BEGIN INPUT DATA

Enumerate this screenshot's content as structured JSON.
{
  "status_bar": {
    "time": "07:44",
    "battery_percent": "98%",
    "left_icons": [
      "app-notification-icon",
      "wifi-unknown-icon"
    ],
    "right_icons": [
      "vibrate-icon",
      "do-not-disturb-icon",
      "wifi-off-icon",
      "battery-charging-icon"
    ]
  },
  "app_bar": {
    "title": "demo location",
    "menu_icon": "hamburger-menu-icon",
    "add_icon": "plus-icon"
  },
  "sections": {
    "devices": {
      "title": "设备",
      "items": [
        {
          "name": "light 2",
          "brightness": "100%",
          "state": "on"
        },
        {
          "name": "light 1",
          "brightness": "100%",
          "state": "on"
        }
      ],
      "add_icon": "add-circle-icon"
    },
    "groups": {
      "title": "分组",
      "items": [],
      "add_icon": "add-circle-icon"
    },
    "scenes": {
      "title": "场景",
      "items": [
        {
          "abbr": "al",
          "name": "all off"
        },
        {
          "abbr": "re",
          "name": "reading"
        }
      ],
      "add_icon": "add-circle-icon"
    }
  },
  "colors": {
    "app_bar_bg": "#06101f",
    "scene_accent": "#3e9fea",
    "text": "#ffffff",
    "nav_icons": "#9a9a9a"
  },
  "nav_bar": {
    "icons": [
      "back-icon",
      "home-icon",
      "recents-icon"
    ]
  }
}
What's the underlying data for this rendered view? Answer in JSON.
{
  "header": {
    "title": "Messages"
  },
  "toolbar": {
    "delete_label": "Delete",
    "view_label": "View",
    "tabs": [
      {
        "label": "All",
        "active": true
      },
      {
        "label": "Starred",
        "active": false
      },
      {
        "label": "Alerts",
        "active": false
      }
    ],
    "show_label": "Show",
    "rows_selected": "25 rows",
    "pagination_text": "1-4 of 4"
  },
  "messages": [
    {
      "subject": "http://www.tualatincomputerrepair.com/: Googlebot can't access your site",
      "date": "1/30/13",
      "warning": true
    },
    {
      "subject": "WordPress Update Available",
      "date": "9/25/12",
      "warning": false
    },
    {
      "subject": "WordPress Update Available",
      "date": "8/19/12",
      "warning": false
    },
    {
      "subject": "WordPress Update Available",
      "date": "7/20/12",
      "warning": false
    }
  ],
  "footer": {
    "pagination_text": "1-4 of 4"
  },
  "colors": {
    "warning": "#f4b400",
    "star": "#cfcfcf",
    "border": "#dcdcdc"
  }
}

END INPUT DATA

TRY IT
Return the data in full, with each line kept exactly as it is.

RESPONSE
Enumerate this screenshot's content as structured JSON.
{
  "status_bar": {
    "time": "07:44",
    "battery_percent": "98%",
    "left_icons": [
      "app-notification-icon",
      "wifi-unknown-icon"
    ],
    "right_icons": [
      "vibrate-icon",
      "do-not-disturb-icon",
      "wifi-off-icon",
      "battery-charging-icon"
    ]
  },
  "app_bar": {
    "title": "demo location",
    "menu_icon": "hamburger-menu-icon",
    "add_icon": "plus-icon"
  },
  "sections": {
    "devices": {
      "title": "设备",
      "items": [
        {
          "name": "light 2",
          "brightness": "100%",
          "state": "on"
        },
        {
          "name": "light 1",
          "brightness": "100%",
          "state": "on"
        }
      ],
      "add_icon": "add-circle-icon"
    },
    "groups": {
      "title": "分组",
      "items": [],
      "add_icon": "add-circle-icon"
    },
    "scenes": {
      "title": "场景",
      "items": [
        {
          "abbr": "al",
          "name": "all off"
        },
        {
          "abbr": "re",
          "name": "reading"
        }
      ],
      "add_icon": "add-circle-icon"
    }
  },
  "colors": {
    "app_bar_bg": "#06101f",
    "scene_accent": "#3e9fea",
    "text": "#ffffff",
    "nav_icons": "#9a9a9a"
  },
  "nav_bar": {
    "icons": [
      "back-icon",
      "home-icon",
      "recents-icon"
    ]
  }
}
What's the underlying data for this rendered view? Answer in JSON.
{
  "header": {
    "title": "Messages"
  },
  "toolbar": {
    "delete_label": "Delete",
    "view_label": "View",
    "tabs": [
      {
        "label": "All",
        "active": true
      },
      {
        "label": "Starred",
        "active": false
      },
      {
        "label": "Alerts",
        "active": false
      }
    ],
    "show_label": "Show",
    "rows_selected": "25 rows",
    "pagination_text": "1-4 of 4"
  },
  "messages": [
    {
      "subject": "http://www.tualatincomputerrepair.com/: Googlebot can't access your site",
      "date": "1/30/13",
      "warning": true
    },
    {
      "subject": "WordPress Update Available",
      "date": "9/25/12",
      "warning": false
    },
    {
      "subject": "WordPress Update Available",
      "date": "8/19/12",
      "warning": false
    },
    {
      "subject": "WordPress Update Available",
      "date": "7/20/12",
      "warning": false
    }
  ],
  "footer": {
    "pagination_text": "1-4 of 4"
  },
  "colors": {
    "warning": "#f4b400",
    "star": "#cfcfcf",
    "border": "#dcdcdc"
  }
}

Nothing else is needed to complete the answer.